##### Records for this task

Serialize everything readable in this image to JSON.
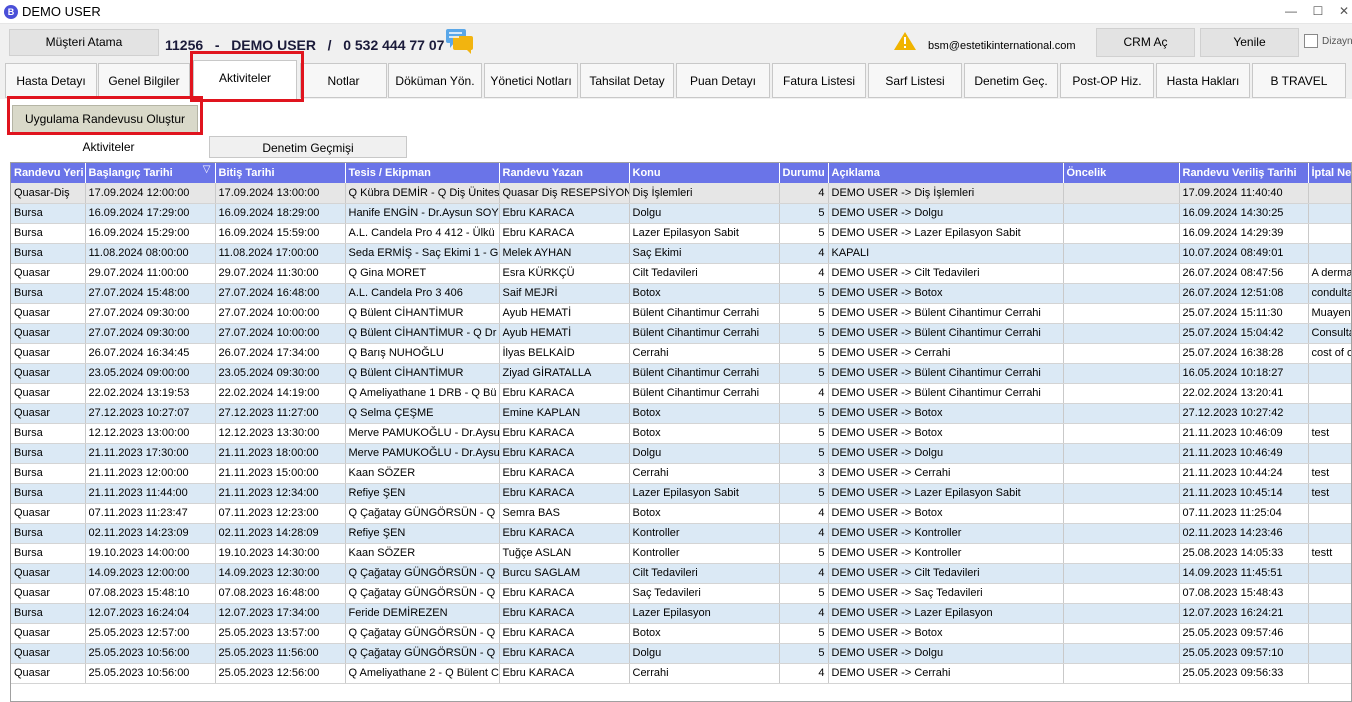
{
  "window": {
    "title": "DEMO USER",
    "app_icon": "B",
    "minimize": "—",
    "maximize": "☐"
  },
  "header": {
    "musteri_atama": "Müşteri Atama",
    "customer_id": "11256",
    "sep1": "-",
    "customer_name": "DEMO USER",
    "sep2": "/",
    "phone": "0 532 444 77 07",
    "email": "bsm@estetikinternational.com",
    "crm_ac": "CRM Aç",
    "yenile": "Yenile",
    "dizayn_label": "Dizayn"
  },
  "tabs": [
    "Hasta Detayı",
    "Genel Bilgiler",
    "Aktiviteler",
    "Notlar",
    "Döküman Yön.",
    "Yönetici Notları",
    "Tahsilat Detay",
    "Puan Detayı",
    "Fatura Listesi",
    "Sarf Listesi",
    "Denetim Geç.",
    "Post-OP Hiz.",
    "Hasta Hakları",
    "B TRAVEL"
  ],
  "active_tab": "Aktiviteler",
  "action_button": "Uygulama Randevusu Oluştur",
  "subtabs": [
    "Aktiviteler",
    "Denetim Geçmişi"
  ],
  "sort_indicator": "▽",
  "columns": [
    "Randevu Yeri",
    "Başlangıç Tarihi",
    "Bitiş Tarihi",
    "Tesis / Ekipman",
    "Randevu Yazan",
    "Konu",
    "Durumu",
    "Açıklama",
    "Öncelik",
    "Randevu Veriliş Tarihi",
    "İptal Ne"
  ],
  "rows": [
    [
      "Quasar-Diş",
      "17.09.2024 12:00:00",
      "17.09.2024 13:00:00",
      "Q Kübra DEMİR - Q Diş Ünitesi",
      "Quasar Diş RESEPSİYON",
      "Diş İşlemleri",
      "4",
      "DEMO USER -> Diş İşlemleri",
      "",
      "17.09.2024 11:40:40",
      ""
    ],
    [
      "Bursa",
      "16.09.2024 17:29:00",
      "16.09.2024 18:29:00",
      "Hanife ENGİN - Dr.Aysun SOYLU",
      "Ebru KARACA",
      "Dolgu",
      "5",
      "DEMO USER -> Dolgu",
      "",
      "16.09.2024 14:30:25",
      ""
    ],
    [
      "Bursa",
      "16.09.2024 15:29:00",
      "16.09.2024 15:59:00",
      "A.L. Candela Pro 4 412 - Ülkü",
      "Ebru KARACA",
      "Lazer Epilasyon Sabit",
      "5",
      "DEMO USER -> Lazer Epilasyon Sabit",
      "",
      "16.09.2024 14:29:39",
      ""
    ],
    [
      "Bursa",
      "11.08.2024 08:00:00",
      "11.08.2024 17:00:00",
      "Seda ERMİŞ - Saç Ekimi 1 - G",
      "Melek AYHAN",
      "Saç Ekimi",
      "4",
      "KAPALI",
      "",
      "10.07.2024 08:49:01",
      ""
    ],
    [
      "Quasar",
      "29.07.2024 11:00:00",
      "29.07.2024 11:30:00",
      "Q Gina MORET",
      "Esra KÜRKÇÜ",
      "Cilt Tedavileri",
      "4",
      "DEMO USER -> Cilt Tedavileri",
      "",
      "26.07.2024 08:47:56",
      "A dermatolog"
    ],
    [
      "Bursa",
      "27.07.2024 15:48:00",
      "27.07.2024 16:48:00",
      "A.L. Candela Pro 3 406",
      "Saif MEJRİ",
      "Botox",
      "5",
      "DEMO USER -> Botox",
      "",
      "26.07.2024 12:51:08",
      "condultation"
    ],
    [
      "Quasar",
      "27.07.2024 09:30:00",
      "27.07.2024 10:00:00",
      "Q Bülent CİHANTİMUR",
      "Ayub HEMATİ",
      "Bülent Cihantimur Cerrahi",
      "5",
      "DEMO USER -> Bülent Cihantimur Cerrahi",
      "",
      "25.07.2024 15:11:30",
      "Muayene"
    ],
    [
      "Quasar",
      "27.07.2024 09:30:00",
      "27.07.2024 10:00:00",
      "Q Bülent CİHANTİMUR - Q Dr",
      "Ayub HEMATİ",
      "Bülent Cihantimur Cerrahi",
      "5",
      "DEMO USER -> Bülent Cihantimur Cerrahi",
      "",
      "25.07.2024 15:04:42",
      "Consultation"
    ],
    [
      "Quasar",
      "26.07.2024 16:34:45",
      "26.07.2024 17:34:00",
      "Q Barış NUHOĞLU",
      "İlyas BELKAİD",
      "Cerrahi",
      "5",
      "DEMO USER -> Cerrahi",
      "",
      "25.07.2024 16:38:28",
      "cost of oper"
    ],
    [
      "Quasar",
      "23.05.2024 09:00:00",
      "23.05.2024 09:30:00",
      "Q Bülent CİHANTİMUR",
      "Ziyad GİRATALLA",
      "Bülent Cihantimur Cerrahi",
      "5",
      "DEMO USER -> Bülent Cihantimur Cerrahi",
      "",
      "16.05.2024 10:18:27",
      ""
    ],
    [
      "Quasar",
      "22.02.2024 13:19:53",
      "22.02.2024 14:19:00",
      "Q Ameliyathane 1 DRB - Q Bü",
      "Ebru KARACA",
      "Bülent Cihantimur Cerrahi",
      "4",
      "DEMO USER -> Bülent Cihantimur Cerrahi",
      "",
      "22.02.2024 13:20:41",
      ""
    ],
    [
      "Quasar",
      "27.12.2023 10:27:07",
      "27.12.2023 11:27:00",
      "Q Selma ÇEŞME",
      "Emine KAPLAN",
      "Botox",
      "5",
      "DEMO USER -> Botox",
      "",
      "27.12.2023 10:27:42",
      ""
    ],
    [
      "Bursa",
      "12.12.2023 13:00:00",
      "12.12.2023 13:30:00",
      "Merve PAMUKOĞLU - Dr.Aysun",
      "Ebru KARACA",
      "Botox",
      "5",
      "DEMO USER -> Botox",
      "",
      "21.11.2023 10:46:09",
      "test"
    ],
    [
      "Bursa",
      "21.11.2023 17:30:00",
      "21.11.2023 18:00:00",
      "Merve PAMUKOĞLU - Dr.Aysun",
      "Ebru KARACA",
      "Dolgu",
      "5",
      "DEMO USER -> Dolgu",
      "",
      "21.11.2023 10:46:49",
      ""
    ],
    [
      "Bursa",
      "21.11.2023 12:00:00",
      "21.11.2023 15:00:00",
      "Kaan SÖZER",
      "Ebru KARACA",
      "Cerrahi",
      "3",
      "DEMO USER -> Cerrahi",
      "",
      "21.11.2023 10:44:24",
      "test"
    ],
    [
      "Bursa",
      "21.11.2023 11:44:00",
      "21.11.2023 12:34:00",
      "Refiye ŞEN",
      "Ebru KARACA",
      "Lazer Epilasyon Sabit",
      "5",
      "DEMO USER -> Lazer Epilasyon Sabit",
      "",
      "21.11.2023 10:45:14",
      "test"
    ],
    [
      "Quasar",
      "07.11.2023 11:23:47",
      "07.11.2023 12:23:00",
      "Q Çağatay GÜNGÖRSÜN - Q",
      "Semra BAS",
      "Botox",
      "4",
      "DEMO USER -> Botox",
      "",
      "07.11.2023 11:25:04",
      ""
    ],
    [
      "Bursa",
      "02.11.2023 14:23:09",
      "02.11.2023 14:28:09",
      "Refiye ŞEN",
      "Ebru KARACA",
      "Kontroller",
      "4",
      "DEMO USER -> Kontroller",
      "",
      "02.11.2023 14:23:46",
      ""
    ],
    [
      "Bursa",
      "19.10.2023 14:00:00",
      "19.10.2023 14:30:00",
      "Kaan SÖZER",
      "Tuğçe ASLAN",
      "Kontroller",
      "5",
      "DEMO USER -> Kontroller",
      "",
      "25.08.2023 14:05:33",
      "testt"
    ],
    [
      "Quasar",
      "14.09.2023 12:00:00",
      "14.09.2023 12:30:00",
      "Q Çağatay GÜNGÖRSÜN - Q",
      "Burcu SAGLAM",
      "Cilt Tedavileri",
      "4",
      "DEMO USER -> Cilt Tedavileri",
      "",
      "14.09.2023 11:45:51",
      ""
    ],
    [
      "Quasar",
      "07.08.2023 15:48:10",
      "07.08.2023 16:48:00",
      "Q Çağatay GÜNGÖRSÜN - Q",
      "Ebru KARACA",
      "Saç Tedavileri",
      "5",
      "DEMO USER -> Saç Tedavileri",
      "",
      "07.08.2023 15:48:43",
      ""
    ],
    [
      "Bursa",
      "12.07.2023 16:24:04",
      "12.07.2023 17:34:00",
      "Feride DEMİREZEN",
      "Ebru KARACA",
      "Lazer Epilasyon",
      "4",
      "DEMO USER -> Lazer Epilasyon",
      "",
      "12.07.2023 16:24:21",
      ""
    ],
    [
      "Quasar",
      "25.05.2023 12:57:00",
      "25.05.2023 13:57:00",
      "Q Çağatay GÜNGÖRSÜN - Q",
      "Ebru KARACA",
      "Botox",
      "5",
      "DEMO USER -> Botox",
      "",
      "25.05.2023 09:57:46",
      ""
    ],
    [
      "Quasar",
      "25.05.2023 10:56:00",
      "25.05.2023 11:56:00",
      "Q Çağatay GÜNGÖRSÜN - Q",
      "Ebru KARACA",
      "Dolgu",
      "5",
      "DEMO USER -> Dolgu",
      "",
      "25.05.2023 09:57:10",
      ""
    ],
    [
      "Quasar",
      "25.05.2023 10:56:00",
      "25.05.2023 12:56:00",
      "Q Ameliyathane 2 - Q Bülent C",
      "Ebru KARACA",
      "Cerrahi",
      "4",
      "DEMO USER -> Cerrahi",
      "",
      "25.05.2023 09:56:33",
      ""
    ]
  ],
  "colors": {
    "header_bg": "#6a74e8",
    "row_alt": "#dbe9f5",
    "highlight": "#e0141e",
    "action_btn": "#d9d9c9"
  }
}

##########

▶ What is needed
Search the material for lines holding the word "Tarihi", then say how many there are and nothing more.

▶ Written answer
3